Drogue=CD3 CO2 deployment & backup 4g BP


And obviously the sustainer system failed for some reason. Here is what the author thinks:

"Looking into altitude temperature data the Troposphere ends around 45,000 feet. Above that point the temperature is -70degF.
So the rocket was exposed to -70degF for over 45seconds.
The electronics in the fiberglass nosecone didn't stand a chance without any insulation."

I wonder if electronics could really cool down so quickly under these conditions. They are fairly well insulated by the airframe (well for a 1 minute exposure that is), and the rocket airframe was also heated to several hundred degrees during flight.  It is very hard to really figure out what happened, though the author does not say if the ejection charge even ignited or not.

The dynamics of this kind of flight really make it hard to ever know what went wrong. But I personally wonder at the power of ejection charges used. Dynamic pressures at high mach speeds, even at 80,000 feet, can combine with cold temperatures and with the shear pins to really lock or even cement (via melting paint) a nose cone into the airframe. CO2 ejection + 4 grams of black powder seems like a lot. But maybe, just maybe, it still was not enough? The fact is, most high altitude flights fail to recover properly. The OuR project, now almost totally lost to the world due to limited records (again the documentation issue), failed to recover after a flight to near space.

Under these flight conditions, my advice would be make sure that either the recovery system ejects properly, or the rocket blows up.

This rocket scientist's name is Robert DeHate. Check out his web page, loaded with tons of great rocket projects and lots of electronics as well. The best has to be his 13mm two stage carbon fiber rocket that can carry what appears to be a sonic beacon or even GPS! I love the look of this little guy.

Robert DeHate

*Update - 2/6/2010

This video below is from Balls 18, it looks like the next attempt at flying this rocket. Mr. DeHate expects it to break 100,000 feet. I understand that he continues to work on ways to protect the airframe from these high mach flights.

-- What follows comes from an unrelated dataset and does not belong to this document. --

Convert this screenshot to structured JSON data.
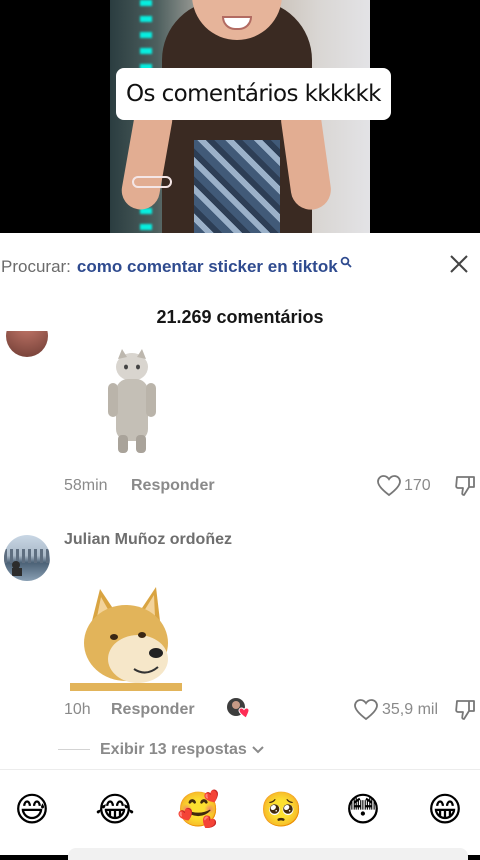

It is worth noting that a two stage P to N flight is capable of hitting space (100 km) but only under the right conditions. The best possible mass fractions are needed, and equally important is timing. In the video above, DeHate attempted a 10 second delay in staging. This is a great way to protect the airframe from burning up so much, as well as increase final altitude. The goal of 100,000 feet requires both after the results of 80,000 feet on the first P to N flight. Space would call for the following: Optimizing mass fractions by either lightening the airframe (particularly the upper stage) and/or making the motor casing on the lower stage the airframe. Next, the N could be replaced with the reliable, efficient, and extremely powerful N 5800 motor. Finally, the timing is crucial. The delay must be long enough to let the upper stage ignite as high as possible, but in no case lower than 40,000 feet. If you get the upper stage doing mach 5 at 50,000 feet, space is in the bag. Ideally the P can get the upper stage to 50,000 feet and about mach .8 for the motor burn. That will take more than 10 seconds delay, however. It requires a reliable timer, probably a burst disk in the nozzle, and possibly head-end ignition on the motor. Doing this is harder than it sounds.

Read this post about the possibility of space on two N motors.